Another reason for reorganizing a VSAM data set is to correct or improve a current definition that may be incorrectly specified or to improve the data set’s performance. These changes are usually not possible using an IDCAMS ALTER function. Some of these changes include changing the CISZ for the data or index or eliminating obsolete definition parameters such as IMBED/REPLICATE, KEYRANGES, WRITECHECK, ERASE or RECOVERY in the data component. Although the CI/CA free space can be ALTERed, changes associated with free space are usually made during reorganization. Except for the changes in free space, reorganizations resulting from definition changes are usually applied once to implement the particular change. Reorganizations resulting from free space changes may be repetitive until the proper or best free space percentages are found.
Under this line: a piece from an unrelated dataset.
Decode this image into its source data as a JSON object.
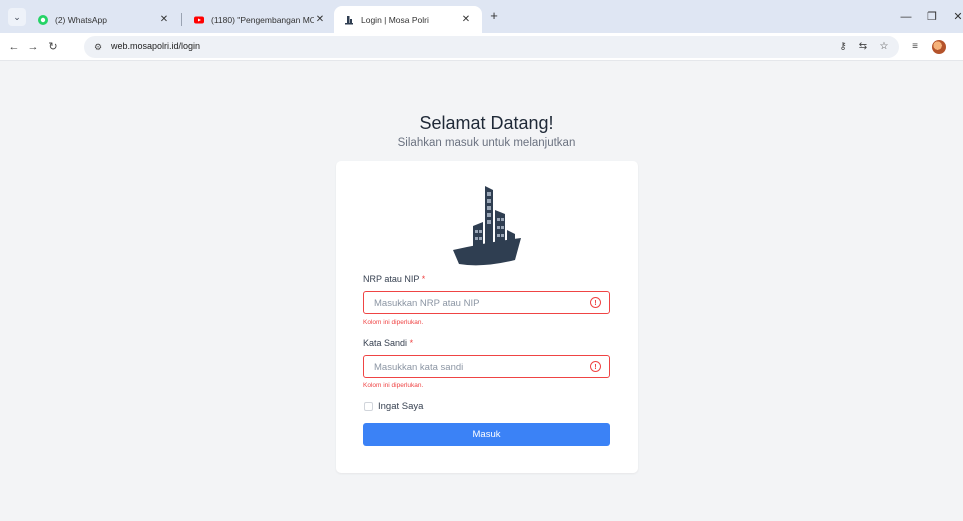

Reorganizations also may occur as a result of recovery of excessive disk space caused by CI/CA splits. Direct insertions that cause splits can result in a 50 percent free space being allocated in the original and new CI or CA. Often, this resulting free space may not be totally reused or usable. This means no inserts would use this space, which results in wasted space. You can detect this condition using a LISTCAT and observing the free space bytes. If this figure continues to increase, then the resulting free space isn’t being reused at the rate the free space is being created. Figure 1 provides information regarding a non- SMS data set that reached the maximum of 123 extents for a total allocation of 1,940 cylinders. The total free space bytes are 1,400,295,424 bytes or almost 1,900 cylinders. In other words, the data set has received a high number of CA splits in spite of the exceptionally high free space that’s available in the data set. This is an unusually high disk space allocation for a data set with only 10,397 records in it. The data set would easily fit into the primary allocation of 100 cylinders with plenty of room to spare.
Improvements in extent processing have helped delay reorganizations resulting from reaching the maximum extent limit. Specifically, IBM has implemented an extent consolidation logic that reflects fewer extents than the number of times a secondary allocation was requested for SMS-managed data sets. Unfortunately, this doesn’t work for non-SMS-managed data sets. When a new extent on the same volume is needed, VSAM checks to see if the new extent being allocated is contiguous to the last extent used. If so, VSAM adds the space, extending or changing the ending extent address without increasing the number of extents in the data set. This helps defer the need for reorganizations due to reaching the maximum extent limit even though the overhead for secondary processing remains. Finally, a data set that’s continuously acquiring extents should have its secondary allocation (and primary, if too small to load the entire data set) reviewed because the additional extents may indicate that the secondary request was too small. Raise the requested secondary amount to reduce extent processing. You don’t want to go to secondary allocation during a CA split in an online environment because it will adversely affect response times of transactions requiring access to the data set.